Instructions to follow:
Copy the data below in full, exactly as it appears.

Input data:
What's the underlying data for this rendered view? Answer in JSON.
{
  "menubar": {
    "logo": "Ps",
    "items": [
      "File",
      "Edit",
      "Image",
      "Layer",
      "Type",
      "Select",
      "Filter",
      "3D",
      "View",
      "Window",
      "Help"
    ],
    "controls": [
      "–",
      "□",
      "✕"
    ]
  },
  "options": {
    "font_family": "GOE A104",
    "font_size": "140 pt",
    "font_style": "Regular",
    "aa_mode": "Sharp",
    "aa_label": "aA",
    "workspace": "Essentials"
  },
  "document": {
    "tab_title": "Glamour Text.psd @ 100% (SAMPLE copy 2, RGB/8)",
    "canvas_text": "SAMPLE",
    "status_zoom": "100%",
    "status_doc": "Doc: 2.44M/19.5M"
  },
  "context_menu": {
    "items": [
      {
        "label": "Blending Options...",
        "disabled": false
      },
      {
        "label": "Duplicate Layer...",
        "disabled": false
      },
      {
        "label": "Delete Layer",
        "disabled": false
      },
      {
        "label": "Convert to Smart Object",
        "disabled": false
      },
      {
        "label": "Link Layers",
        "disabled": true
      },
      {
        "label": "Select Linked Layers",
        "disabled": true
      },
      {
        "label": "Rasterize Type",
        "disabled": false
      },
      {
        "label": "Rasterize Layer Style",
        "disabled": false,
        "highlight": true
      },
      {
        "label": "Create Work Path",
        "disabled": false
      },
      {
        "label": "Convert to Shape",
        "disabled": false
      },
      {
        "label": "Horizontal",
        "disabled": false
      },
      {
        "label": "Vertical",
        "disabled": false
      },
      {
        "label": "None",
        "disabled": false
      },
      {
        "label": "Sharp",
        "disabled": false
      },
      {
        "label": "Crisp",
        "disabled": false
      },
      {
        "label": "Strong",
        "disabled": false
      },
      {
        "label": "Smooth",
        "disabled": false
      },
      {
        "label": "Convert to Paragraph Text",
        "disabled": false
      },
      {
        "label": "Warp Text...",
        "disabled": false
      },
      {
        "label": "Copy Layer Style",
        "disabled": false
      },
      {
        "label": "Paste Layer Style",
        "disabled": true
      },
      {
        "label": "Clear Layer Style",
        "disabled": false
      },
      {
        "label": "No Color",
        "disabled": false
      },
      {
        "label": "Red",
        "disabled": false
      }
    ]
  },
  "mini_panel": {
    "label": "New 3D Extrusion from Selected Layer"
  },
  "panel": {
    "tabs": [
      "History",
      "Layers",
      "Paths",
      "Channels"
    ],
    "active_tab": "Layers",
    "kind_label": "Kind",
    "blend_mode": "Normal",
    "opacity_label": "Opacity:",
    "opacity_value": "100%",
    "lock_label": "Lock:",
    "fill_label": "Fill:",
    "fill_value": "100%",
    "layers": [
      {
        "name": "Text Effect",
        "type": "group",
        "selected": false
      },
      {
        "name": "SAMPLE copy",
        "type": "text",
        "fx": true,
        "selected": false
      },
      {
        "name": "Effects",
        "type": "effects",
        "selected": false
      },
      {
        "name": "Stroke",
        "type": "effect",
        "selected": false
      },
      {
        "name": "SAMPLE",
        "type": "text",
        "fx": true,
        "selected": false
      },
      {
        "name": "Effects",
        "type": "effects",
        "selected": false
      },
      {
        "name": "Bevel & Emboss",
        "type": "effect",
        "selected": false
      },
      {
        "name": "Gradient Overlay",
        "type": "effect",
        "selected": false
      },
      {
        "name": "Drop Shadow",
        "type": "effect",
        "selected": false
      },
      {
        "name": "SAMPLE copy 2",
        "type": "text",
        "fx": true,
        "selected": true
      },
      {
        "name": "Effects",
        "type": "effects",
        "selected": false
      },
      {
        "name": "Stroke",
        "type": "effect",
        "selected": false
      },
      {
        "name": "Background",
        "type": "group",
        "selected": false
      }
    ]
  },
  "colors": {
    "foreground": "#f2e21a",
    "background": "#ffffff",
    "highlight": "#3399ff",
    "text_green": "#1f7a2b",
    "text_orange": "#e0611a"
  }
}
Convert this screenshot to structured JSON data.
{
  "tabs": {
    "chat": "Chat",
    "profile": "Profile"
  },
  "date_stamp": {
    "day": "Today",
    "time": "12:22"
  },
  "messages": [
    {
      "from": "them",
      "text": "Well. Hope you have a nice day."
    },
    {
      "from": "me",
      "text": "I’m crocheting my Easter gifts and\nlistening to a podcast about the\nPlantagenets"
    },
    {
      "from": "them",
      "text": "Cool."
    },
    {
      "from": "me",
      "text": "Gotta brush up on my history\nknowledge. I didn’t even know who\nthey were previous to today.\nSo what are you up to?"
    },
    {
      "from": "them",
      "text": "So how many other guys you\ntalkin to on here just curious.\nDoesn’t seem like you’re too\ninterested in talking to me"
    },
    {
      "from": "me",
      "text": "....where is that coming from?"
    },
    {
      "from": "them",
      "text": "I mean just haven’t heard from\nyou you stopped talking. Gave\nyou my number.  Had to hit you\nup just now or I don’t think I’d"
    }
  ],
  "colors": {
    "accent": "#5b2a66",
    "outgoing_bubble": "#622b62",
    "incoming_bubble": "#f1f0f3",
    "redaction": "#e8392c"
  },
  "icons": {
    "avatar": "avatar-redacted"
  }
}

Exercise solution:
What's the underlying data for this rendered view? Answer in JSON.
{
  "menubar": {
    "logo": "Ps",
    "items": [
      "File",
      "Edit",
      "Image",
      "Layer",
      "Type",
      "Select",
      "Filter",
      "3D",
      "View",
      "Window",
      "Help"
    ],
    "controls": [
      "–",
      "□",
      "✕"
    ]
  },
  "options": {
    "font_family": "GOE A104",
    "font_size": "140 pt",
    "font_style": "Regular",
    "aa_mode": "Sharp",
    "aa_label": "aA",
    "workspace": "Essentials"
  },
  "document": {
    "tab_title": "Glamour Text.psd @ 100% (SAMPLE copy 2, RGB/8)",
    "canvas_text": "SAMPLE",
    "status_zoom": "100%",
    "status_doc": "Doc: 2.44M/19.5M"
  },
  "context_menu": {
    "items": [
      {
        "label": "Blending Options...",
        "disabled": false
      },
      {
        "label": "Duplicate Layer...",
        "disabled": false
      },
      {
        "label": "Delete Layer",
        "disabled": false
      },
      {
        "label": "Convert to Smart Object",
        "disabled": false
      },
      {
        "label": "Link Layers",
        "disabled": true
      },
      {
        "label": "Select Linked Layers",
        "disabled": true
      },
      {
        "label": "Rasterize Type",
        "disabled": false
      },
      {
        "label": "Rasterize Layer Style",
        "disabled": false,
        "highlight": true
      },
      {
        "label": "Create Work Path",
        "disabled": false
      },
      {
        "label": "Convert to Shape",
        "disabled": false
      },
      {
        "label": "Horizontal",
        "disabled": false
      },
      {
        "label": "Vertical",
        "disabled": false
      },
      {
        "label": "None",
        "disabled": false
      },
      {
        "label": "Sharp",
        "disabled": false
      },
      {
        "label": "Crisp",
        "disabled": false
      },
      {
        "label": "Strong",
        "disabled": false
      },
      {
        "label": "Smooth",
        "disabled": false
      },
      {
        "label": "Convert to Paragraph Text",
        "disabled": false
      },
      {
        "label": "Warp Text...",
        "disabled": false
      },
      {
        "label": "Copy Layer Style",
        "disabled": false
      },
      {
        "label": "Paste Layer Style",
        "disabled": true
      },
      {
        "label": "Clear Layer Style",
        "disabled": false
      },
      {
        "label": "No Color",
        "disabled": false
      },
      {
        "label": "Red",
        "disabled": false
      }
    ]
  },
  "mini_panel": {
    "label": "New 3D Extrusion from Selected Layer"
  },
  "panel": {
    "tabs": [
      "History",
      "Layers",
      "Paths",
      "Channels"
    ],
    "active_tab": "Layers",
    "kind_label": "Kind",
    "blend_mode": "Normal",
    "opacity_label": "Opacity:",
    "opacity_value": "100%",
    "lock_label": "Lock:",
    "fill_label": "Fill:",
    "fill_value": "100%",
    "layers": [
      {
        "name": "Text Effect",
        "type": "group",
        "selected": false
      },
      {
        "name": "SAMPLE copy",
        "type": "text",
        "fx": true,
        "selected": false
      },
      {
        "name": "Effects",
        "type": "effects",
        "selected": false
      },
      {
        "name": "Stroke",
        "type": "effect",
        "selected": false
      },
      {
        "name": "SAMPLE",
        "type": "text",
        "fx": true,
        "selected": false
      },
      {
        "name": "Effects",
        "type": "effects",
        "selected": false
      },
      {
        "name": "Bevel & Emboss",
        "type": "effect",
        "selected": false
      },
      {
        "name": "Gradient Overlay",
        "type": "effect",
        "selected": false
      },
      {
        "name": "Drop Shadow",
        "type": "effect",
        "selected": false
      },
      {
        "name": "SAMPLE copy 2",
        "type": "text",
        "fx": true,
        "selected": true
      },
      {
        "name": "Effects",
        "type": "effects",
        "selected": false
      },
      {
        "name": "Stroke",
        "type": "effect",
        "selected": false
      },
      {
        "name": "Background",
        "type": "group",
        "selected": false
      }
    ]
  },
  "colors": {
    "foreground": "#f2e21a",
    "background": "#ffffff",
    "highlight": "#3399ff",
    "text_green": "#1f7a2b",
    "text_orange": "#e0611a"
  }
}
Convert this screenshot to structured JSON data.
{
  "tabs": {
    "chat": "Chat",
    "profile": "Profile"
  },
  "date_stamp": {
    "day": "Today",
    "time": "12:22"
  },
  "messages": [
    {
      "from": "them",
      "text": "Well. Hope you have a nice day."
    },
    {
      "from": "me",
      "text": "I’m crocheting my Easter gifts and\nlistening to a podcast about the\nPlantagenets"
    },
    {
      "from": "them",
      "text": "Cool."
    },
    {
      "from": "me",
      "text": "Gotta brush up on my history\nknowledge. I didn’t even know who\nthey were previous to today.\nSo what are you up to?"
    },
    {
      "from": "them",
      "text": "So how many other guys you\ntalkin to on here just curious.\nDoesn’t seem like you’re too\ninterested in talking to me"
    },
    {
      "from": "me",
      "text": "....where is that coming from?"
    },
    {
      "from": "them",
      "text": "I mean just haven’t heard from\nyou you stopped talking. Gave\nyou my number.  Had to hit you\nup just now or I don’t think I’d"
    }
  ],
  "colors": {
    "accent": "#5b2a66",
    "outgoing_bubble": "#622b62",
    "incoming_bubble": "#f1f0f3",
    "redaction": "#e8392c"
  },
  "icons": {
    "avatar": "avatar-redacted"
  }
}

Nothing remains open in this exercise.